§ What is required
Return the data verbatim, without pictures.

§ Records for the task
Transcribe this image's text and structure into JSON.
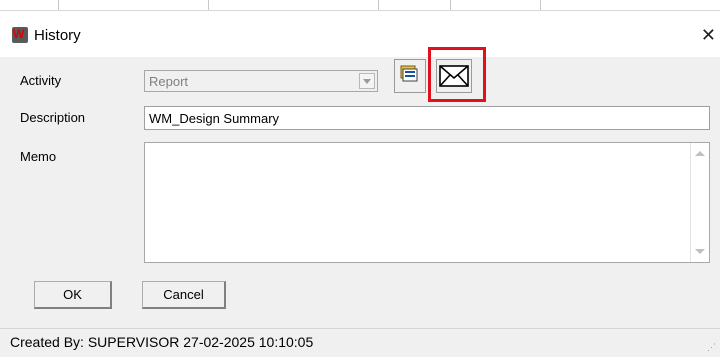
{
  "window": {
    "title": "History",
    "close_symbol": "✕"
  },
  "form": {
    "activity_label": "Activity",
    "activity_value": "Report",
    "description_label": "Description",
    "description_value": "WM_Design Summary",
    "memo_label": "Memo",
    "memo_value": ""
  },
  "buttons": {
    "ok": "OK",
    "cancel": "Cancel"
  },
  "toolbar": {
    "folder_icon": "folder-document-icon",
    "email_icon": "envelope-icon",
    "highlight_color": "#e0101c"
  },
  "status": {
    "created_by": "Created By: SUPERVISOR 27-02-2025 10:10:05"
  }
}
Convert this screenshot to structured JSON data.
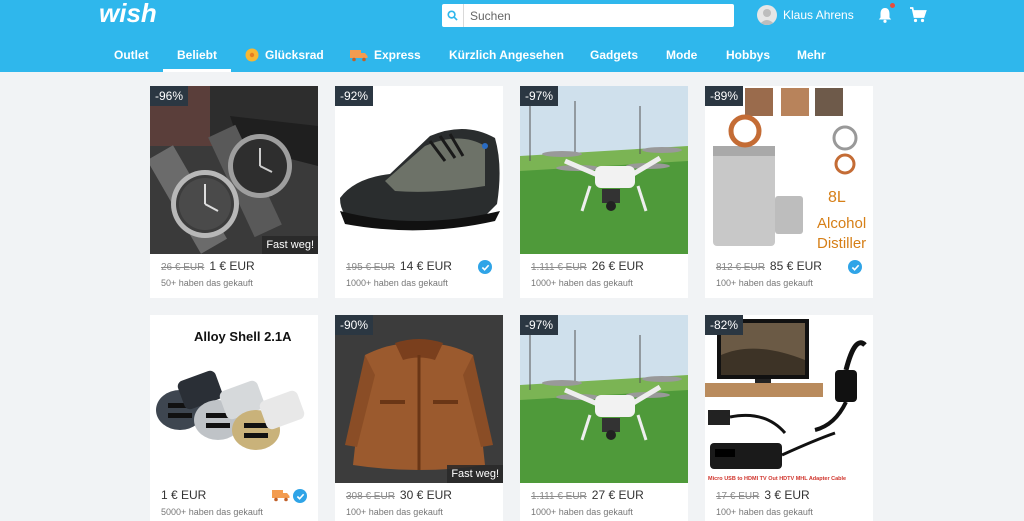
{
  "header": {
    "logo": "wish",
    "search_placeholder": "Suchen",
    "user_name": "Klaus Ahrens"
  },
  "nav": [
    {
      "label": "Outlet"
    },
    {
      "label": "Beliebt",
      "active": true
    },
    {
      "label": "Glücksrad",
      "icon": "wheel-icon"
    },
    {
      "label": "Express",
      "icon": "truck-icon"
    },
    {
      "label": "Kürzlich Angesehen"
    },
    {
      "label": "Gadgets"
    },
    {
      "label": "Mode"
    },
    {
      "label": "Hobbys"
    },
    {
      "label": "Mehr"
    }
  ],
  "products": [
    {
      "discount": "-96%",
      "old_price": "26 € EUR",
      "price": "1 € EUR",
      "sold": "50+ haben das gekauft",
      "fast": "Fast weg!",
      "image": "watches"
    },
    {
      "discount": "-92%",
      "old_price": "195 € EUR",
      "price": "14 € EUR",
      "sold": "1000+ haben das gekauft",
      "verified": true,
      "image": "shoe"
    },
    {
      "discount": "-97%",
      "old_price": "1.111 € EUR",
      "price": "26 € EUR",
      "sold": "1000+ haben das gekauft",
      "image": "drone"
    },
    {
      "discount": "-89%",
      "old_price": "812 € EUR",
      "price": "85 € EUR",
      "sold": "100+ haben das gekauft",
      "verified": true,
      "image": "distiller",
      "image_text": [
        "8L",
        "Alcohol",
        "Distiller"
      ]
    },
    {
      "discount": "",
      "old_price": "",
      "price": "1 € EUR",
      "sold": "5000+ haben das gekauft",
      "verified": true,
      "express": true,
      "image": "charger",
      "image_text": [
        "Alloy Shell 2.1A"
      ]
    },
    {
      "discount": "-90%",
      "old_price": "308 € EUR",
      "price": "30 € EUR",
      "sold": "100+ haben das gekauft",
      "fast": "Fast weg!",
      "image": "jacket"
    },
    {
      "discount": "-97%",
      "old_price": "1.111 € EUR",
      "price": "27 € EUR",
      "sold": "1000+ haben das gekauft",
      "image": "drone"
    },
    {
      "discount": "-82%",
      "old_price": "17 € EUR",
      "price": "3 € EUR",
      "sold": "100+ haben das gekauft",
      "image": "hdmi",
      "image_text": [
        "Micro USB to HDMI TV Out HDTV MHL Adapter Cable"
      ]
    }
  ]
}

§ Output of the exercise
Transcribe this image's text and structure into JSON.
{
  "window": {
    "title": "History",
    "close_symbol": "✕"
  },
  "form": {
    "activity_label": "Activity",
    "activity_value": "Report",
    "description_label": "Description",
    "description_value": "WM_Design Summary",
    "memo_label": "Memo",
    "memo_value": ""
  },
  "buttons": {
    "ok": "OK",
    "cancel": "Cancel"
  },
  "toolbar": {
    "folder_icon": "folder-document-icon",
    "email_icon": "envelope-icon",
    "highlight_color": "#e0101c"
  },
  "status": {
    "created_by": "Created By: SUPERVISOR 27-02-2025 10:10:05"
  }
}
Convert this screenshot to structured JSON data.
{
  "header": {
    "logo": "wish",
    "search_placeholder": "Suchen",
    "user_name": "Klaus Ahrens"
  },
  "nav": [
    {
      "label": "Outlet"
    },
    {
      "label": "Beliebt",
      "active": true
    },
    {
      "label": "Glücksrad",
      "icon": "wheel-icon"
    },
    {
      "label": "Express",
      "icon": "truck-icon"
    },
    {
      "label": "Kürzlich Angesehen"
    },
    {
      "label": "Gadgets"
    },
    {
      "label": "Mode"
    },
    {
      "label": "Hobbys"
    },
    {
      "label": "Mehr"
    }
  ],
  "products": [
    {
      "discount": "-96%",
      "old_price": "26 € EUR",
      "price": "1 € EUR",
      "sold": "50+ haben das gekauft",
      "fast": "Fast weg!",
      "image": "watches"
    },
    {
      "discount": "-92%",
      "old_price": "195 € EUR",
      "price": "14 € EUR",
      "sold": "1000+ haben das gekauft",
      "verified": true,
      "image": "shoe"
    },
    {
      "discount": "-97%",
      "old_price": "1.111 € EUR",
      "price": "26 € EUR",
      "sold": "1000+ haben das gekauft",
      "image": "drone"
    },
    {
      "discount": "-89%",
      "old_price": "812 € EUR",
      "price": "85 € EUR",
      "sold": "100+ haben das gekauft",
      "verified": true,
      "image": "distiller",
      "image_text": [
        "8L",
        "Alcohol",
        "Distiller"
      ]
    },
    {
      "discount": "",
      "old_price": "",
      "price": "1 € EUR",
      "sold": "5000+ haben das gekauft",
      "verified": true,
      "express": true,
      "image": "charger",
      "image_text": [
        "Alloy Shell 2.1A"
      ]
    },
    {
      "discount": "-90%",
      "old_price": "308 € EUR",
      "price": "30 € EUR",
      "sold": "100+ haben das gekauft",
      "fast": "Fast weg!",
      "image": "jacket"
    },
    {
      "discount": "-97%",
      "old_price": "1.111 € EUR",
      "price": "27 € EUR",
      "sold": "1000+ haben das gekauft",
      "image": "drone"
    },
    {
      "discount": "-82%",
      "old_price": "17 € EUR",
      "price": "3 € EUR",
      "sold": "100+ haben das gekauft",
      "image": "hdmi",
      "image_text": [
        "Micro USB to HDMI TV Out HDTV MHL Adapter Cable"
      ]
    }
  ]
}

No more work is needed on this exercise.